by Staff writer, SF
Iran’s economic, diplomatic and political ties with the European Union are repeatedly highlighted by its leaders and media outlets. The narrative they pose is one where the EU is left with no option other than backing Iran politically, so European nations will continued to advocate to preserve the Iran nuclear deal and will continue to provide sanctions reliefs to the Islamic Republic.
However, many scholars, policy analysts, and politicians are surprised by some EU member’s efforts of to maintain their rapprochement with the regime in Tehran.
Iran shares few common interests with the EU, according to Dr. Majid Rafizadeh, Harvard-educated Iranian-American political scientist, leading expert on Iran and US foreign policy, and president of the International American Council. In his article for Arab News, he writes, “With respect to Iran’s clerical ideology, one of the core pillars of the Islamic revolution has been the export of the revolution and the establishment of a political system similar to that of the Iranian regime in other nations. In fact the rulings mullahs frequently and publicly state their intentions and commitment to promoting such a revolutionary objective, and they have incorporated this critical mission in the Islamic Republic’s constitution.”
Remarkably, the preamble of the Iranian constitution stipulates that “the mission of the constitution is to create conditions conducive to the development of man in accordance with the noble and universal values of Islam” and that the Iranian constitution “provides the necessary basis for ensuring the continuation of the revolution at home and abroad.”
The ongoing interference of the Iranian regime in the in such countries as Bahrain, Yemen, Syria and Iraq seems to display a clear intent: its pursuit of hegemony in the region. Meanwhile, it shows disrespect and directly undermines the EU’s foreign policy objectives in the Middle East, and stands against the EU’s commitment to respect for the principles of national sovereignty and non-interference in the domestic affairs of other nations.

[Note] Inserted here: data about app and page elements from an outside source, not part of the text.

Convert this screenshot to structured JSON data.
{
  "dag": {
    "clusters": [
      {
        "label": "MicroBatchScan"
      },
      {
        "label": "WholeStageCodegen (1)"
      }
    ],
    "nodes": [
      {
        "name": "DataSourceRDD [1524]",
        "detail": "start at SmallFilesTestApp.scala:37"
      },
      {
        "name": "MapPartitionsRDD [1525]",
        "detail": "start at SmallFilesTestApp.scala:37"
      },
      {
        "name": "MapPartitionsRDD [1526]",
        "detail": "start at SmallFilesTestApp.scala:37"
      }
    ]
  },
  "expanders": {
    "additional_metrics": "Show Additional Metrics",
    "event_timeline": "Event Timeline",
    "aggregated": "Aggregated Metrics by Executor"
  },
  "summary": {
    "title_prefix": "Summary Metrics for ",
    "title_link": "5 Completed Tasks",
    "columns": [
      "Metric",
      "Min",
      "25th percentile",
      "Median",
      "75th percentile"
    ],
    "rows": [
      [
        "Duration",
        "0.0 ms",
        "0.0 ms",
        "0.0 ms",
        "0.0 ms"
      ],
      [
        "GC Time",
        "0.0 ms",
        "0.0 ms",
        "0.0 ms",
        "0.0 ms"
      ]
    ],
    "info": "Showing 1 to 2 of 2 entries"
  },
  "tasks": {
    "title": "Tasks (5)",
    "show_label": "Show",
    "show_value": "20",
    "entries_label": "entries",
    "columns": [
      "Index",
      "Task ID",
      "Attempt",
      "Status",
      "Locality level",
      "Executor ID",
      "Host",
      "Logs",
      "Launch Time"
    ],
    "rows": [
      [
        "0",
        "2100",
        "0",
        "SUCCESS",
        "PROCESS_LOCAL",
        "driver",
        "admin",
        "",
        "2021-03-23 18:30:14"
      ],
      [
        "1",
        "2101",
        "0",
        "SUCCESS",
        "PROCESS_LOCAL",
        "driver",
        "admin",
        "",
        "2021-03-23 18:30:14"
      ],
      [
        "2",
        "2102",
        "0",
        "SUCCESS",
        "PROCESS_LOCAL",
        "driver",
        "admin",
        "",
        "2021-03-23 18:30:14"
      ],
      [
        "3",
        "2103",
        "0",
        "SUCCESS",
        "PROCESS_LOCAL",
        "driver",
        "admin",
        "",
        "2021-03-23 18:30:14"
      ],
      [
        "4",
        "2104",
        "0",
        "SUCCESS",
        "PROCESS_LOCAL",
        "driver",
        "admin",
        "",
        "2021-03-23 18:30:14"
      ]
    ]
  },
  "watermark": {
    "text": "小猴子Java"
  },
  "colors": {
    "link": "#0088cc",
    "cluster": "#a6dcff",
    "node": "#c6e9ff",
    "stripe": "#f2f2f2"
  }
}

Tehran sponsored Hezbollah and others are a serious threat to Europe’s security. Dr. Rafizadeh writes, “Groups such as Hezbollah — which are supported by the Islamic Revolutionary Guard Corps and its elite Quds Force — view terrorism as a powerful instrument in advancing their ideological and geopolitical goals, and pose a terrorist threat to Europe, having killed many Europeans.”
Iran is said to be the world leader in executions per capita. Amnesty International reports that it is also a leading executioner of children. Crackdowns and discrimination against religious and ethnic minorities including Christians, Sunnis, Arabs, Kurds and Afghans continue. This is in sharp contrast to the European Convention on Human Rights, which strives to protect human rights.
A German court recently concluded that Tehran had orchestrated the assassination of four Iranian Kurdish dissidents in Berlin. Additionally, the US accused Iran’s Quds Force in the botched 2011 plot to assassinate the Saudi ambassador to the United States. Iran has also been accused of murdering Arab-Iranian activist Ahmad Mola Nissi in the Netherlands. The regime has “systematically resorted to different methods of assassinations to silence its dissidents in Europe and other Western nations,” according to Dr. Rafizadeh.
Further, in terms of political ideology, the EU is a democracy, while Iran’s political establishment is a Shiite theocratic oligarchy. Its supreme leader, enjoys ultimate legal, constitutional and religious authority over the nation. Opposition to the Shiite theocracy is brutally suppressed by the regime’s forces.
Dr. Rafizadeh explains that “the strategic, geopolitical and ideological gaps and differences between Iran and the EU are too deep to be bridged.” There appear to be little convergence of interests between the EU and Iran. The ruling mullahs have continued their anti-Western political ideology for 40 years, and the EU should understand the implications of this.